Patzer, A., & Schultz, L. (2002). Noble gases in enstatite chondrites II: The trapped component. Meteoritics and Planetary Science, 37(4), 601-612.


Cite as: http://hdl.handle.net/11858/00-001M-0000-0014-9124-E
Abstract

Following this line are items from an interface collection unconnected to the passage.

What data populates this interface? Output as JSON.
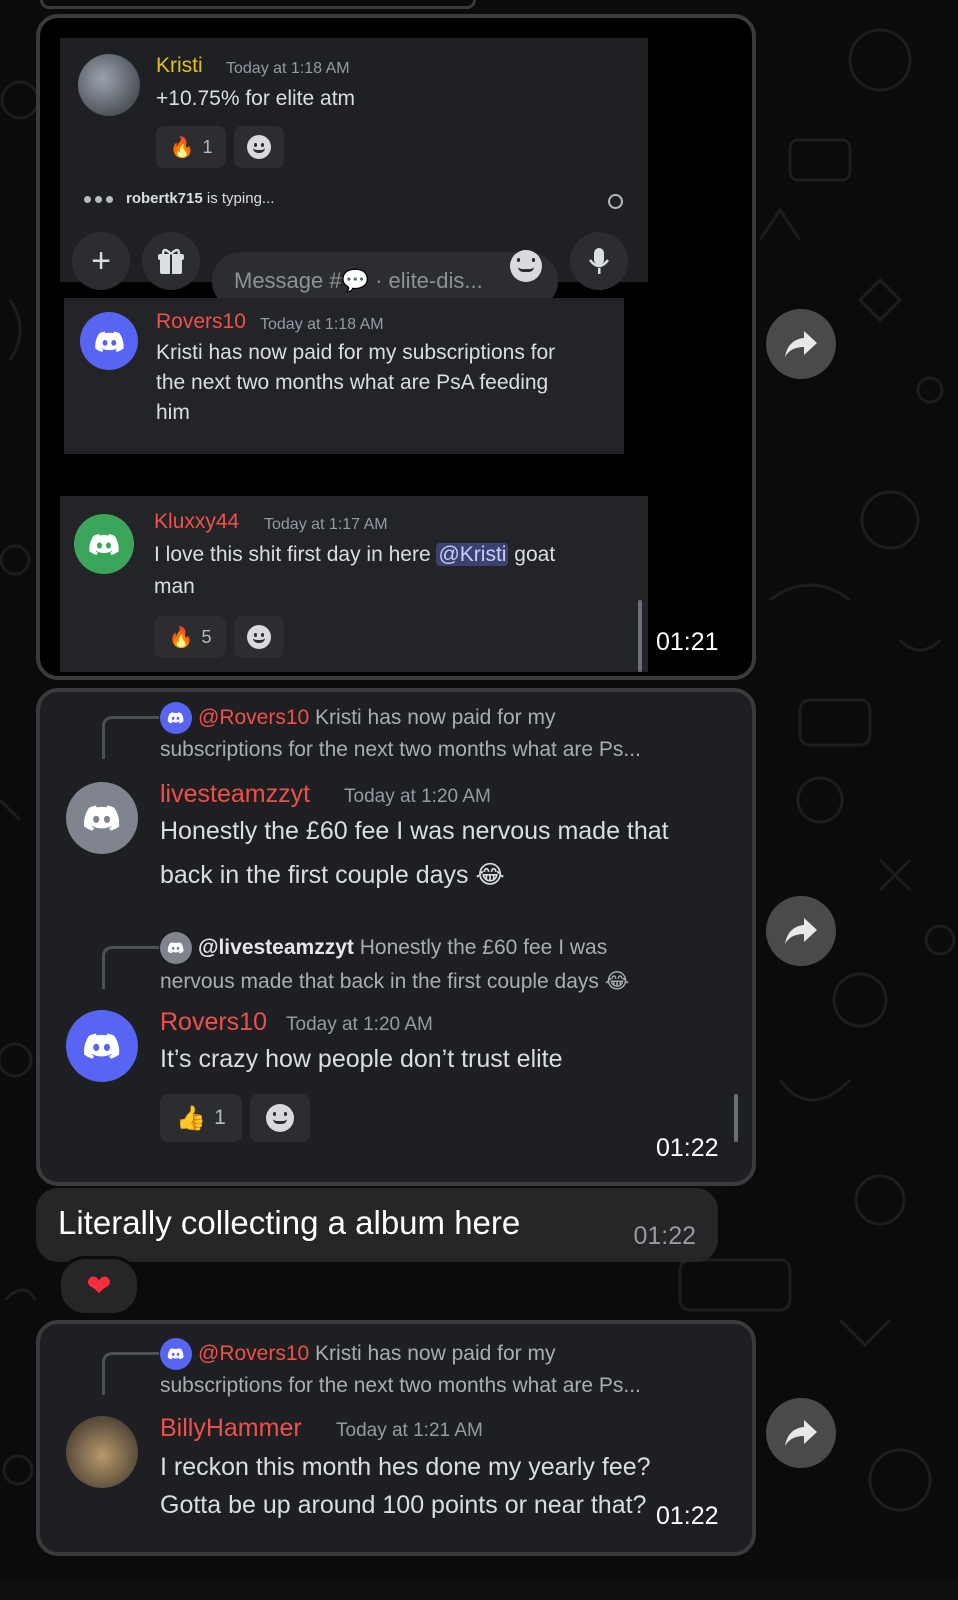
{
  "colors": {
    "kristi_name": "#e0c020",
    "red_name": "#f0504a",
    "blurple": "#5865f2",
    "green": "#3ba55c"
  },
  "bubble1": {
    "kristi": {
      "name": "Kristi",
      "time": "Today at 1:18 AM",
      "text": "+10.75% for elite atm",
      "reaction_emoji": "🔥",
      "reaction_count": "1"
    },
    "typing_user": "robertk715",
    "typing_suffix": " is typing...",
    "composer_placeholder": "Message #💬 · elite-dis...",
    "rovers": {
      "name": "Rovers10",
      "time": "Today at 1:18 AM",
      "text_lines": [
        "Kristi has now paid for my subscriptions for",
        "the next two months what are PsA feeding",
        "him"
      ]
    },
    "kluxxy": {
      "name": "Kluxxy44",
      "time": "Today at 1:17 AM",
      "text_before": "I love this shit first day in here ",
      "mention": "@Kristi",
      "text_after": " goat",
      "text_line2": "man",
      "reaction_emoji": "🔥",
      "reaction_count": "5"
    },
    "timestamp": "01:21"
  },
  "bubble2": {
    "reply1": {
      "name": "@Rovers10",
      "text_line1": " Kristi has now paid for my",
      "text_line2": "subscriptions for the next two months what are Ps..."
    },
    "msg1": {
      "name": "livesteamzzyt",
      "time": "Today at 1:20 AM",
      "line1": "Honestly the £60 fee I was nervous made that",
      "line2": "back in the first couple days 😂"
    },
    "reply2": {
      "name": "@livesteamzzyt",
      "text_line1": " Honestly the £60 fee I was",
      "text_line2": "nervous made that back in the first couple days 😂"
    },
    "msg2": {
      "name": "Rovers10",
      "time": "Today at 1:20 AM",
      "line1": "It’s crazy how people don’t trust elite",
      "reaction_emoji": "👍",
      "reaction_count": "1"
    },
    "timestamp": "01:22"
  },
  "bubble3": {
    "text": "Literally collecting a album here",
    "timestamp": "01:22",
    "reaction": "❤"
  },
  "bubble4": {
    "reply": {
      "name": "@Rovers10",
      "text_line1": " Kristi has now paid for my",
      "text_line2": "subscriptions for the next two months what are Ps..."
    },
    "msg": {
      "name": "BillyHammer",
      "time": "Today at 1:21 AM",
      "line1": "I reckon this month hes done my yearly fee?",
      "line2": "Gotta be up around 100 points or near that?"
    },
    "timestamp": "01:22"
  }
}
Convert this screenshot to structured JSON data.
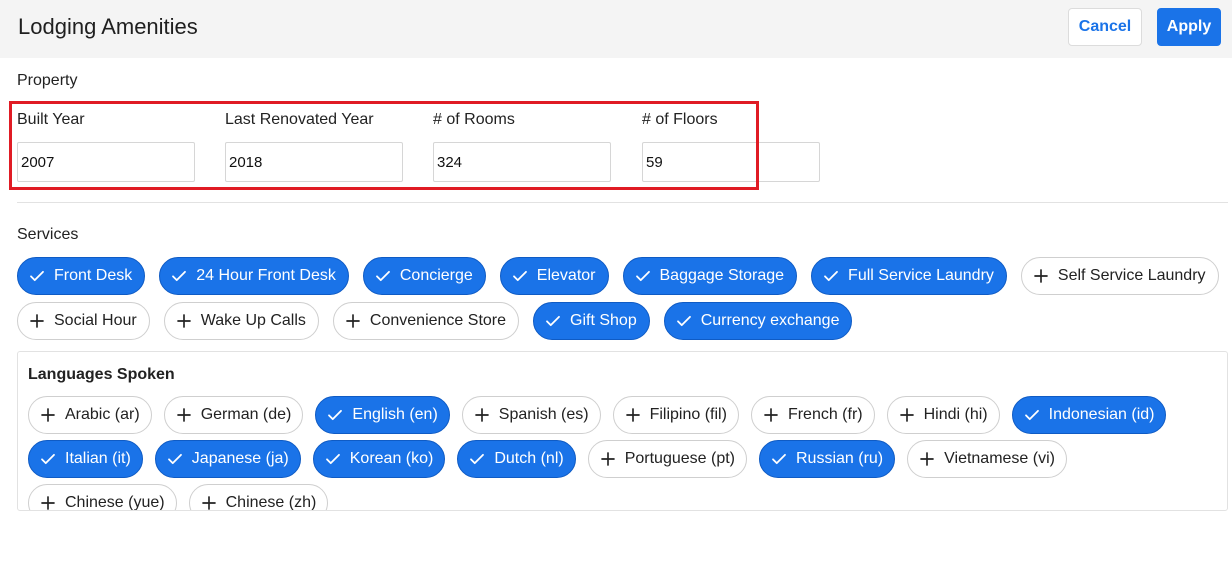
{
  "header": {
    "title": "Lodging Amenities",
    "cancel_label": "Cancel",
    "apply_label": "Apply"
  },
  "property": {
    "section_label": "Property",
    "fields": [
      {
        "label": "Built Year",
        "value": "2007"
      },
      {
        "label": "Last Renovated Year",
        "value": "2018"
      },
      {
        "label": "# of Rooms",
        "value": "324"
      },
      {
        "label": "# of Floors",
        "value": "59"
      }
    ]
  },
  "services": {
    "section_label": "Services",
    "chips": [
      {
        "label": "Front Desk",
        "selected": true
      },
      {
        "label": "24 Hour Front Desk",
        "selected": true
      },
      {
        "label": "Concierge",
        "selected": true
      },
      {
        "label": "Elevator",
        "selected": true
      },
      {
        "label": "Baggage Storage",
        "selected": true
      },
      {
        "label": "Full Service Laundry",
        "selected": true
      },
      {
        "label": "Self Service Laundry",
        "selected": false
      },
      {
        "label": "Social Hour",
        "selected": false
      },
      {
        "label": "Wake Up Calls",
        "selected": false
      },
      {
        "label": "Convenience Store",
        "selected": false
      },
      {
        "label": "Gift Shop",
        "selected": true
      },
      {
        "label": "Currency exchange",
        "selected": true
      }
    ]
  },
  "languages": {
    "section_label": "Languages Spoken",
    "chips": [
      {
        "label": "Arabic (ar)",
        "selected": false
      },
      {
        "label": "German (de)",
        "selected": false
      },
      {
        "label": "English (en)",
        "selected": true
      },
      {
        "label": "Spanish (es)",
        "selected": false
      },
      {
        "label": "Filipino (fil)",
        "selected": false
      },
      {
        "label": "French (fr)",
        "selected": false
      },
      {
        "label": "Hindi (hi)",
        "selected": false
      },
      {
        "label": "Indonesian (id)",
        "selected": true
      },
      {
        "label": "Italian (it)",
        "selected": true
      },
      {
        "label": "Japanese (ja)",
        "selected": true
      },
      {
        "label": "Korean (ko)",
        "selected": true
      },
      {
        "label": "Dutch (nl)",
        "selected": true
      },
      {
        "label": "Portuguese (pt)",
        "selected": false
      },
      {
        "label": "Russian (ru)",
        "selected": true
      },
      {
        "label": "Vietnamese (vi)",
        "selected": false
      },
      {
        "label": "Chinese (yue)",
        "selected": false
      },
      {
        "label": "Chinese (zh)",
        "selected": false
      }
    ]
  },
  "colors": {
    "accent": "#1a73e8",
    "highlight": "#e01b24"
  },
  "icons": {
    "selected": "check-icon",
    "unselected": "plus-icon"
  }
}
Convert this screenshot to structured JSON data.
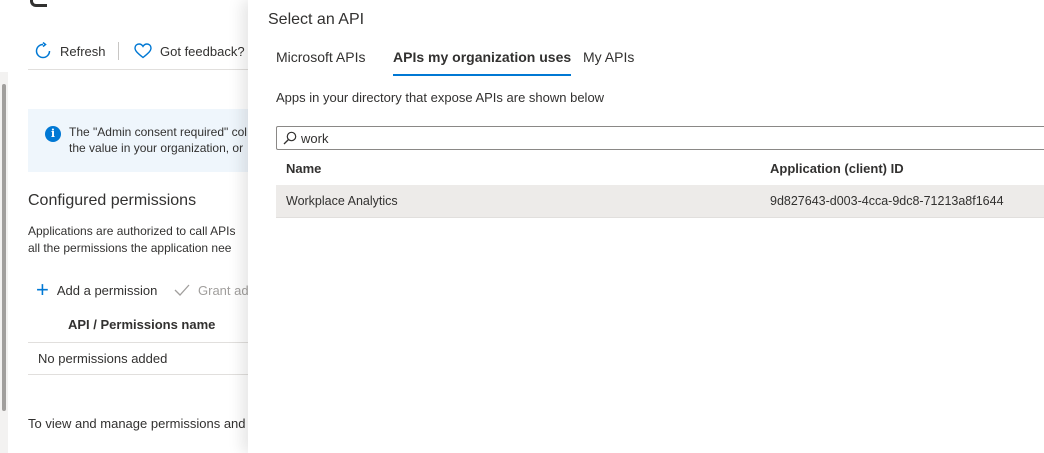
{
  "background": {
    "toolbar": {
      "refresh_label": "Refresh",
      "feedback_label": "Got feedback?"
    },
    "info_banner": {
      "line1": "The \"Admin consent required\" col",
      "line2": "the value in your organization, or"
    },
    "configured": {
      "title": "Configured permissions",
      "desc_line1": "Applications are authorized to call APIs",
      "desc_line2": "all the permissions the application nee"
    },
    "actions": {
      "add_permission": "Add a permission",
      "grant_admin": "Grant ad"
    },
    "permissions_table": {
      "column_header": "API / Permissions name",
      "empty_text": "No permissions added"
    },
    "footer_text": "To view and manage permissions and u"
  },
  "blade": {
    "title": "Select an API",
    "tabs": [
      {
        "label": "Microsoft APIs",
        "selected": false
      },
      {
        "label": "APIs my organization uses",
        "selected": true
      },
      {
        "label": "My APIs",
        "selected": false
      }
    ],
    "description": "Apps in your directory that expose APIs are shown below",
    "search": {
      "value": "work",
      "icon": "search-icon"
    },
    "table": {
      "columns": [
        "Name",
        "Application (client) ID"
      ],
      "rows": [
        {
          "name": "Workplace Analytics",
          "client_id": "9d827643-d003-4cca-9dc8-71213a8f1644"
        }
      ]
    }
  },
  "colors": {
    "accent": "#0078d4",
    "selected_row": "#edebe9",
    "info_banner": "#eff6fc"
  }
}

The trapped noble gas record of 57 enstatite chondrites (E chondrites) has been investigated. Basically, two different gas patterns have been identified dependent on the petrologic type. All E chondrites of type 4 to 6 show a mixture of trapped common chondritic rare gases (Q) and a subsolar component (range of elemental ratios for E4-6 chondrites: Ar-36/Xe-132 = 582 +/- 270 and Ar-36/Kr-84 = 242 +/- 88). E3 chondrites usually contain Q gases, but also a composition with lower Ar- 36/Xe-132 and Ar-36/Kr-84 ratios, which we call sub-Q (Ar- 36/Xe-132 = 37.0 +/- 18.0 and Ar-36/Kr-84 = 41.7 +/- 18.1). The presence of either the subsolar or the sub-Q signature in particular petrologic types cannot be readily explained by parent body metamorphism as postulated for ordinary chondrites. We therefore present a different model that can explain the bimodal distribution and composition of trapped heavy noble gases in E chondrites. Trapped solar noble gases have been observed only in some E3 chondrites. About 30% of each group, EH3 and EL3 chondrites, amounting to 9% of all analyzed E chondrites show the solar signature. Notably, only one of those meteorites has been explicitly described as a regolith breccia.